In California, overtime compensation is governed by the California Labor Code and the Wage Orders of the Industrial Welfare Commission. Since January 1, 2000, employees have been entitled to "daily overtime" at time and one-half when they work in excess of eight (8) hours in a day or "weekly overtime" at time and one-half when they work in excess of forty (40) hours in a week.
In addition, employees are entitled to double time for hours worked in excess of twelve (12) hours per day and hours worked in excess of eight (8) hours per day on the 7th consecutive day worked. California employees are also entitled to penalties equal to a day's wages for up to 30 days following termination if employers fail to pay them in full, including at the time of termination.
To be exempt, employees must be salaried and fall under one of the overtime exemptions. Employers must pay salaried exempt employees their full salary for any week where the employee was ready, able, and willing to work, and during which the employee performed any work without regard to the number of days or hours worked.
Federal Overtime Law
The Fair Labor Standards Act of 1938 ("FLSA") governs minimum wages and overtime compensation. The FLSA requires employers to pay employees overtime compensation at the rate of one and half times their regular hourly wages for all hours worked in excess of 40 hours per week. The FLSA provides that employees may sue to enforce the overtime provisions of the FLSA. Employees may seek to recover all unpaid overtime compensation plus an equal amount of liquidated damages, as well as attorneys' fees.

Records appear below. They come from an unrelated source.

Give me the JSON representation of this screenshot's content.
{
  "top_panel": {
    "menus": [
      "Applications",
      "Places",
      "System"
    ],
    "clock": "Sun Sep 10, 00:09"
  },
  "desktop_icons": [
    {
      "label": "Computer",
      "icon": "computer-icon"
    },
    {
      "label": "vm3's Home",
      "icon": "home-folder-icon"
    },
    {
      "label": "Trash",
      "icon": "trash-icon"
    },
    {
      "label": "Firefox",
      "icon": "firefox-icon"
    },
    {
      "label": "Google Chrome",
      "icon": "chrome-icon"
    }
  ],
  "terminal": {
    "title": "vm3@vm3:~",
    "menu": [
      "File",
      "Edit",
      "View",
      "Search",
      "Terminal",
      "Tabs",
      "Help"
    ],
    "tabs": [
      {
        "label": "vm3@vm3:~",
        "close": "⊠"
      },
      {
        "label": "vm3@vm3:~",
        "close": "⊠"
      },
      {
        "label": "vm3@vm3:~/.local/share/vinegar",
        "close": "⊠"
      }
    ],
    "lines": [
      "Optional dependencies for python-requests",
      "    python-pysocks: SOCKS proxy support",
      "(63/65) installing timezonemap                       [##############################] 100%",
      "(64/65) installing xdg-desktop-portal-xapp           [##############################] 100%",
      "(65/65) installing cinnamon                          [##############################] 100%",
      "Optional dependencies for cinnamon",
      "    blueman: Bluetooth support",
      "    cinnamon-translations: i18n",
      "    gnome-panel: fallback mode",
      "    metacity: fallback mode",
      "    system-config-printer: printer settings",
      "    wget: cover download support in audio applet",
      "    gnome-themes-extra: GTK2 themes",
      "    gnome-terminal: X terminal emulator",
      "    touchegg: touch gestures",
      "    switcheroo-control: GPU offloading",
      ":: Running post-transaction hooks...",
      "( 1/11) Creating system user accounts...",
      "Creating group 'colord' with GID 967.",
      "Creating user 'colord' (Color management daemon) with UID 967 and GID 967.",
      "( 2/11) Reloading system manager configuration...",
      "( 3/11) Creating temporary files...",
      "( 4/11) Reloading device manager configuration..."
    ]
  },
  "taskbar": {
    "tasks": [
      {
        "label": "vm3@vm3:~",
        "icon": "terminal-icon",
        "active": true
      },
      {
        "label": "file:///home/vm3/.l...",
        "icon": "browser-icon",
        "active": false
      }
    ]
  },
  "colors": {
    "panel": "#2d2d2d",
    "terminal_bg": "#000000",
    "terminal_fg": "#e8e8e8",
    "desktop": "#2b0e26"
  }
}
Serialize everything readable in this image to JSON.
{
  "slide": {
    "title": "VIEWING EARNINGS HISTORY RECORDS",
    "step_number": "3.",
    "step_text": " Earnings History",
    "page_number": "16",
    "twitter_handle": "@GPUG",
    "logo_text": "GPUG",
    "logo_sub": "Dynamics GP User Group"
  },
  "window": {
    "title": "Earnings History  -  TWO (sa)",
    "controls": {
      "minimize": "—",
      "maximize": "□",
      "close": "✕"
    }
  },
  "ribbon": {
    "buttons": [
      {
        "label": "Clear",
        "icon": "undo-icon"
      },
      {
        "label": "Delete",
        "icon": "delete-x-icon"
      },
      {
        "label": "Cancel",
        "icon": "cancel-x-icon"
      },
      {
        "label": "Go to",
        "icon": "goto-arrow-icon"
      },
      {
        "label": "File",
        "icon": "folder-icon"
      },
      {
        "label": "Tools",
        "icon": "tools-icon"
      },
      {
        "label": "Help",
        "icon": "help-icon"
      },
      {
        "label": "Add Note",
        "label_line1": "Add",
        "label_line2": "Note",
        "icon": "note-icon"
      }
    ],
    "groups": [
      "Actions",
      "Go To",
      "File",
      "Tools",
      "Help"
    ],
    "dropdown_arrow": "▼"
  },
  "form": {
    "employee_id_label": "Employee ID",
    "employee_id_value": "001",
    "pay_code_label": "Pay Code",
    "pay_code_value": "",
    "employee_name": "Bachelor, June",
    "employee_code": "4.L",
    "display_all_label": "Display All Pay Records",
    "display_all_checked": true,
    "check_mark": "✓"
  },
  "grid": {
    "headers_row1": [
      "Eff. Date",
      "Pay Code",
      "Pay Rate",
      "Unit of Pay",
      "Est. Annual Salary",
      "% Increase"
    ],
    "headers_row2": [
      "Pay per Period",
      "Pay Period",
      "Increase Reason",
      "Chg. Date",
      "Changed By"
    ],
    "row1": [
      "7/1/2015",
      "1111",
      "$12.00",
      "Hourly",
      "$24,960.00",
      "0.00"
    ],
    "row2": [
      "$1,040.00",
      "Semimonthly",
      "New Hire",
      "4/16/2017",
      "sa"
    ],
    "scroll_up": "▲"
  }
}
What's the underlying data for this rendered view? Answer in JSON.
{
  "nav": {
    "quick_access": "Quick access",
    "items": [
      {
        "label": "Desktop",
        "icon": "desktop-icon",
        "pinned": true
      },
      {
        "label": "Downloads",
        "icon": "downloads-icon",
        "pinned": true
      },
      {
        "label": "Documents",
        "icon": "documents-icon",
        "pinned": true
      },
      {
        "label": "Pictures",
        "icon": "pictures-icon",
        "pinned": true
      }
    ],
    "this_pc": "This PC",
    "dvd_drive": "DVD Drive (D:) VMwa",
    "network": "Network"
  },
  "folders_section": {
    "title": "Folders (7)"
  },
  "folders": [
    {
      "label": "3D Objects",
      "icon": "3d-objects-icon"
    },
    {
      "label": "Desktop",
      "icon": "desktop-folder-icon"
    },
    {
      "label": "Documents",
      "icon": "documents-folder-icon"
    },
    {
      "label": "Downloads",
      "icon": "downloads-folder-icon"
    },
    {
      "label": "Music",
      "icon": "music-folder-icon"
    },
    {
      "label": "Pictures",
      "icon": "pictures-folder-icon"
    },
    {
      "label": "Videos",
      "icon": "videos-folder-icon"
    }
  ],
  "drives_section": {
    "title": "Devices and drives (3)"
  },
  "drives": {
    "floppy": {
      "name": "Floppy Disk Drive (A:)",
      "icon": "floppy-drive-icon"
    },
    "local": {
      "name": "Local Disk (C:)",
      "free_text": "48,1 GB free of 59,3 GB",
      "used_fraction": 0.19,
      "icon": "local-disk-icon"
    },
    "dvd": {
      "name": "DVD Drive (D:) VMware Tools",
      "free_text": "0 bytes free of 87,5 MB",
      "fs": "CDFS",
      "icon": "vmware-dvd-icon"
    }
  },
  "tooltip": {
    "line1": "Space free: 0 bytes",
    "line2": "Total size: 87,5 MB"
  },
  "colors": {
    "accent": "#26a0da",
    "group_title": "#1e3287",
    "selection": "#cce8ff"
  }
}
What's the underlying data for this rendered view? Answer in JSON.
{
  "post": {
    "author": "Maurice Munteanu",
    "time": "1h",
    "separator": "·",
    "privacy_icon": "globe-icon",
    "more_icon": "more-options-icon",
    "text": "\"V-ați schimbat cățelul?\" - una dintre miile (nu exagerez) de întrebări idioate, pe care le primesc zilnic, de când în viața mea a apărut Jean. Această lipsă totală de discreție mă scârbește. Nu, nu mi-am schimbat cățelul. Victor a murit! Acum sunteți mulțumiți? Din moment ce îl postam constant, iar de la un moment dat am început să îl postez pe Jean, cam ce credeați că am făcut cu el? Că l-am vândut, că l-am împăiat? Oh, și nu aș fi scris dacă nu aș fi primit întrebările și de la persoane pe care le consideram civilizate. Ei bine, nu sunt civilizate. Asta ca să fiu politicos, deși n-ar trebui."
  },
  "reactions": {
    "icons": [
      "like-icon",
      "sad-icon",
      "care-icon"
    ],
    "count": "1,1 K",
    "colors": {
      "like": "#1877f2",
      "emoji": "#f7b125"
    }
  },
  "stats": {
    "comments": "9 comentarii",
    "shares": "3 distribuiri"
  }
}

Employers have often attempted to evade the overtime compensation requirements by misclassifying employees as "exempt." One exemption covers employees whose job duties are primarily managerial or administrative. However, employees who are basically production workers - even if white collar, and even if well compensated - do not fall within these exemptions.